Coif Distinguished Visitor discusses ‘covering’ Wednesday
Kenj_Yoshino-206x300 By Matt Walker
Despite an ever-increasing emphasis on diversity and inclusion in the workplace, a recent study suggests that three out of four workers – including half of white males – have “covered” their identity in the workplace.
New York University Law Professor Kenji Yoshino, who co-authored the study, will discuss the act of covering – or downplaying one’s authentic self – as UF Law’s Coif Distinguished Visitor. His lecture, “Uncovering Talent: A New Model of Inclusion,” will be Wednesday, Sept. 25, at noon in HOL 180. The lecture is free and open to the public.
Yoshino’s study is the first empirical effort to examine the extent and effects of covering in the workplace, and Yoshino hopes it will lead to new solutions to the problem. Full inclusion in the American workplace remains elusive, said Yoshino, noting that only 3.2 percent of the senior executive positions in the nation’s biggest companies are held by African-Americans, only 14 percent are held by women, and “there is not a single openly gay CEO in the Fortune 500.”
Yoshino will be presenting the full results of the study, which were released this month.
The event is hosted by the University of Florida Chapter of the Order of the Coif, with co-sponsors including the University of Florida Levin College of Law and its Center for the Study of Race and Race Relations and Center on Children and Families.
The Coif Distinguished Visitor Program brings distinguished members of the legal profession to Coif Chapter campuses.

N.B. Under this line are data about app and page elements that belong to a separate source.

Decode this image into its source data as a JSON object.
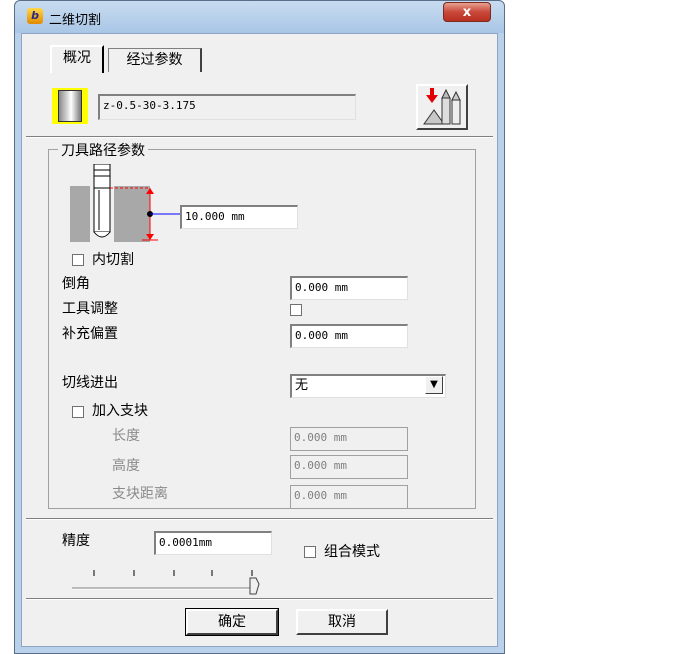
{
  "window": {
    "title": "二维切割",
    "close_label": "x",
    "app_icon_glyph": "b"
  },
  "tabs": [
    {
      "label": "概况"
    },
    {
      "label": "经过参数"
    }
  ],
  "tool": {
    "name": "z-0.5-30-3.175"
  },
  "group": {
    "title": "刀具路径参数",
    "depth_value": "10.000 mm",
    "inner_cut_label": "内切割",
    "chamfer_label": "倒角",
    "chamfer_value": "0.000 mm",
    "tool_adjust_label": "工具调整",
    "extra_offset_label": "补充偏置",
    "extra_offset_value": "0.000 mm",
    "lead_in_label": "切线进出",
    "lead_in_value": "无",
    "add_tabs_label": "加入支块",
    "length_label": "长度",
    "length_value": "0.000 mm",
    "height_label": "高度",
    "height_value": "0.000 mm",
    "tab_distance_label": "支块距离",
    "tab_distance_value": "0.000 mm"
  },
  "precision": {
    "label": "精度",
    "value": "0.0001mm",
    "combo_mode_label": "组合模式"
  },
  "buttons": {
    "ok": "确定",
    "cancel": "取消"
  },
  "colors": {
    "accent_red": "#ff0000",
    "guide_blue": "#0000ff",
    "swatch_yellow": "#ffff00"
  }
}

UF Law is one of only three campuses in the country to be selected for a Coif Distinguished Visitor lecture this year.
About Kenji Yoshino
Yoshino is the Chief Justice Earl Warren Professor of Constitutional Law at NYU School of Law. He was educated at Harvard (B.A. 1991), Oxford (M.Sc. 1993 as a Rhodes Scholar), and Yale Law School (J.D. 1996). Prior to his appointment at NYU he was the Guido Calabresi Professor of Law at Yale Law School and served as deputy dean there from 2005-2006.
Yoshino’s fields are constitutional law, anti-discrimination law, and law and literature.
Yoshino’s first book, Covering: The Hidden Assault on Our Civil Rights, was published in 2006. It won several awards and was assigned as the “first year” book to be read by all incoming students at four colleges. His second book, A Thousand Times More Fair: What Shakespeare’s Plays Teach Us About Justice, was published in 2011. His third book, on same-sex marriage, is under contract with Crown, a division of Random House.
Yoshino has published in a range of academic journals, including The Columbia Law Review, The Harvard Law Review, The Stanford Law Review, and The Yale Law Journal. He has also written for more popular forums including The Los Angeles Times, The New York Times and The Washington Post. He makes regular appearances on various radio and television programs, such as NPR’s The Takeaway and PBS’s Charlie Rose and a variety of shows on MSNBC.
In 2011 he was elected to the Harvard Board of Overseers.
Have an opinion on the subject? Check out the latest Graham Center Civil Debate wall question: “ Are people who conform to mainstream perceptions more successful in the workplace?”
Add your thoughts and join the debate: http://www.civildebatewall.com/